      FD_SET(STDIN_FILENO, &readFDs);
      if (tcpSocket >= 0) FD_SET(tcpSocket, &writeFDs); 
   
      int maxFD = STDIN_FILENO;
      if (tcpSocket > maxFD) maxFD = tcpSocket;
       
      if (select(maxFD+1, &readFDs, &writeFDs, NULL, NULL) < 0) {perror("select"); exit(10);}
   
      if (FD_ISSET(STDIN_FILENO, &readFDs))
      {
         char buf[256] = "\0";
         fgets(buf, sizeof(buf), stdin);
      
         if (strncmp(buf, "connect ", 8) == 0)
         {  
            if (tcpSocket >= 0)
            {
               printf("Closing existing TCP socket %i before starting a new connection attempt\n", tcpSocket);
               close(tcpSocket);
               tcpSocket = -1;
            }
       
            tcpSocket = socket(AF_INET, SOCK_STREAM, 0);
            if (tcpSocket < 0) {perror("socket"); exit(10);}
            
            const char * connectDest = &buf[8];
            printf("Starting new TCP connection using tcpSocket=%i to: %s\n", tcpSocket, connectDest);
            
            int flags = fcntl(tcpSocket, F_GETFL, 0);
            if (flags == -1) {perror("fcntl"); exit(10);}
            if (fcntl(tcpSocket, F_SETFL, flags | O_NONBLOCK) == -1) {perror("fcntl"); exit(10);}
               
            struct sockaddr_in serv_addr; memset(&serv_addr, 0, sizeof(serv_addr));
            serv_addr.sin_family = AF_INET;
            serv_addr.sin_port = htons(443);  // https port
            if (inet_aton(connectDest, &serv_addr.sin_addr) != 1) printf("Unable to parse IP address %s\n", connectDest);
            int ret = connect(tcpSocket, (struct sockaddr*)&serv_addr, sizeof(serv_addr));
            if (ret == 0)
            {
               printf("connect() succeeded immediately!  We can just use tcpSocket now\n");
               close(tcpSocket);  // but for the sake of this demo, I won't
               tcpSocket = -1;
            }
            else if (ret == -1)
            {
               if (errno == EINPROGRESS)
               {
                  printf("connect() returned -1/EINPROGRESS: the TCP connection attempt is now happening, but in the background.\n");
                  printf("while that's going on, you can still enter text here.\n");
               } 
               else
               {
                  perror("connect"); 
                  exit(10);
               }
            }
         }  
         else printf("You typed:  %s\n", buf);
      }        
                  
      if ((tcpSocket >= 0)&&(FD_ISSET(tcpSocket, &writeFDs)))
      {
         // Aha, the TCP setup has completed!  Now let's see if it succeeded or failed
         int setupResult;
         socklen_t resultLength = sizeof(setupResult);
         if (getsockopt(tcpSocket, SOL_SOCKET, SO_ERROR, &setupResult, &resultLength) < 0) {perror("getsocketopt"); exit(10);}
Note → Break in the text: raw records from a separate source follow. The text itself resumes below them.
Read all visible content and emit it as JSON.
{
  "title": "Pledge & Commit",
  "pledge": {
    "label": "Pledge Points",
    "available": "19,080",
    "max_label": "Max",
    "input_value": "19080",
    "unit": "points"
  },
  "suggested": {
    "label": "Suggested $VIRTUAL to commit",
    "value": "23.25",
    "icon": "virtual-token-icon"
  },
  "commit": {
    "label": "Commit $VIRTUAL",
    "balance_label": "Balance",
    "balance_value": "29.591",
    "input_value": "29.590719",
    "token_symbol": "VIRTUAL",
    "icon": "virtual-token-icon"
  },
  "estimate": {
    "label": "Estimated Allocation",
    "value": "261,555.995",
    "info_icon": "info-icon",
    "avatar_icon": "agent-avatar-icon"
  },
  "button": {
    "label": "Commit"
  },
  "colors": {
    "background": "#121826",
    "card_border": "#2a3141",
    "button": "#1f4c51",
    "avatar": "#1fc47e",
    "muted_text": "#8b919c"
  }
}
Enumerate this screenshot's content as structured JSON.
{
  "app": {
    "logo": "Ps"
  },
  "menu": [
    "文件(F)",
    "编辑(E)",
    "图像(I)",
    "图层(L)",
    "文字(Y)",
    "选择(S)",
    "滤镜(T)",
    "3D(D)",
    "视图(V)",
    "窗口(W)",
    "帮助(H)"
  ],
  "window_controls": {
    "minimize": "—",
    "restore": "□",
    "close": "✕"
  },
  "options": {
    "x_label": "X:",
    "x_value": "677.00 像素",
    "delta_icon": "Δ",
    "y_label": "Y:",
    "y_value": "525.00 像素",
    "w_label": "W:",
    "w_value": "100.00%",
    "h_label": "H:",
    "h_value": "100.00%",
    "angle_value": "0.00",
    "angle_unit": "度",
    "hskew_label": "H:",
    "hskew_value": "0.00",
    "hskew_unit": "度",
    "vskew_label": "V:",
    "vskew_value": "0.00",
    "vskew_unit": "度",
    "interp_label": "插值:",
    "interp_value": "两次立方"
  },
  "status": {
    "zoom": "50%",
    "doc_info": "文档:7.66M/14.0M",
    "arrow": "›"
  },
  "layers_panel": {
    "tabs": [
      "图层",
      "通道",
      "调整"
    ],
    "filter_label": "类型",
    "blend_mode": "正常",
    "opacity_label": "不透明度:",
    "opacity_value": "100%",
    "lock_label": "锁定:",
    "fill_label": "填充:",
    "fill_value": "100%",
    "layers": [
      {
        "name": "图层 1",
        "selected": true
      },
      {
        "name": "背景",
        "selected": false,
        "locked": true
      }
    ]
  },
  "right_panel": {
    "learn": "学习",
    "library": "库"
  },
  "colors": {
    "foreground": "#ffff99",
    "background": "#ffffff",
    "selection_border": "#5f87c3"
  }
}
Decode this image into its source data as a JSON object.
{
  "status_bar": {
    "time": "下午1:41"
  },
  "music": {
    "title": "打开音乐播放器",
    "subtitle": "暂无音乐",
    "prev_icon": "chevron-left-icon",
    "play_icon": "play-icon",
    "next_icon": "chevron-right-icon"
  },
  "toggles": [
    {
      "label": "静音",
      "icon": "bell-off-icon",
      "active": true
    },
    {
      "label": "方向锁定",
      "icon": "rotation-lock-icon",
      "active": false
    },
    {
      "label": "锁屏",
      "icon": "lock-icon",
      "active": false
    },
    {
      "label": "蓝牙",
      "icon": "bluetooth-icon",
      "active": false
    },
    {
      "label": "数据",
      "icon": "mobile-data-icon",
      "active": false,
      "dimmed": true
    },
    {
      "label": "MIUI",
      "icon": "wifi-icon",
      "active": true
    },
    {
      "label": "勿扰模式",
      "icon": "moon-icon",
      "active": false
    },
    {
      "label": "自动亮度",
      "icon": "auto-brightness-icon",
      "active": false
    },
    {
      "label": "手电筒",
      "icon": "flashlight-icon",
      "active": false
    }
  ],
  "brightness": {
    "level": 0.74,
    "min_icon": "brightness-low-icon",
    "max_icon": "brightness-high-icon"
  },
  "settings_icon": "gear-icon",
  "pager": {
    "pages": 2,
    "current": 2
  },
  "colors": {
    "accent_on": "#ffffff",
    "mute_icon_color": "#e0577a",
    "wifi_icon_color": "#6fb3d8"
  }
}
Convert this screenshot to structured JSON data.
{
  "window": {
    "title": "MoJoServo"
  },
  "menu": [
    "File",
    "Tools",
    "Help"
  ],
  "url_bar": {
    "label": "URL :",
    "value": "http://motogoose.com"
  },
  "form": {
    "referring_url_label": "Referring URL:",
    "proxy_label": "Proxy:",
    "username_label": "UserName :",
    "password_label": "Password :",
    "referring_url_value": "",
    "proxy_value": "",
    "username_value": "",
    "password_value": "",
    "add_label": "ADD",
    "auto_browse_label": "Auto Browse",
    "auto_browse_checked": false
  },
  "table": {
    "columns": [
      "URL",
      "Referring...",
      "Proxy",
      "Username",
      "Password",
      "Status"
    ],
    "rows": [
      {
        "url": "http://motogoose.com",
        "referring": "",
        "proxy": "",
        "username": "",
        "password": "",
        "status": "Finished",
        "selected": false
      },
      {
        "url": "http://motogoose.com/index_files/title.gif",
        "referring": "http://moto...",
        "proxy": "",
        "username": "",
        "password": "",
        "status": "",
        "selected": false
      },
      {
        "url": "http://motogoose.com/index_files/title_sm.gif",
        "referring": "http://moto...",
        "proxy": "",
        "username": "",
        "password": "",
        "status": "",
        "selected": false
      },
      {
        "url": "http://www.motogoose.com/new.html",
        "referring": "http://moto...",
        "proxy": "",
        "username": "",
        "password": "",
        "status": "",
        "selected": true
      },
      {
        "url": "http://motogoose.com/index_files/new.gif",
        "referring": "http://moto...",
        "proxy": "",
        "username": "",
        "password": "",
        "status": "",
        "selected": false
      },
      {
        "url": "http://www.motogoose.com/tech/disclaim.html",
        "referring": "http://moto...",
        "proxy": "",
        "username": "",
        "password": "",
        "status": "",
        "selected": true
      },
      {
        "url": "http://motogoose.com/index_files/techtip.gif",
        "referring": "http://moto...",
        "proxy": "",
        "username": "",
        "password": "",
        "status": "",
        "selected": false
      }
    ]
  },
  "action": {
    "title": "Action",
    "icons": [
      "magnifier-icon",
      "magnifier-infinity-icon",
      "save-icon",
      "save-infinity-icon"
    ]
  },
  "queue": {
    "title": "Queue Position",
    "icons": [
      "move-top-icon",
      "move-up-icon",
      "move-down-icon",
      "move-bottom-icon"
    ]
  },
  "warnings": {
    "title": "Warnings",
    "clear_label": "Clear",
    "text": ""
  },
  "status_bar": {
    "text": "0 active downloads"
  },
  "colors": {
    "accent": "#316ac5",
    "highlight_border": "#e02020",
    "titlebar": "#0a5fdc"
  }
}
         if (setupResult == 0)
         {
            printf("\nTCP connection setup complete!  The TCP socket can now be used to communicate with the server\n");
         }
         else
         {
            printf("\nTCP connection setup failed because [%s]\n", strerror(setupResult));
         }

         // Close the socket, since for the purposes of this demo we don't need it any longer
         // A real program would probably keep it around and select()/send()/recv() on it as appropriate
         close(tcpSocket);
         tcpSocket = -1;
      }
   }
}

As for why you would want to call getsockopt(fd, SOL_SOCKET, SO_ERROR, ...), it’s simply to determine whether select() returned ready-for-write on the TCP socket because the TCP-connection-setup succeeded, or because it failed (and in the latter case why it failed, if you care about why)

CLICK HERE to find out more related problems solutions.

Leave a Comment

Your email address will not be published.

Scroll to Top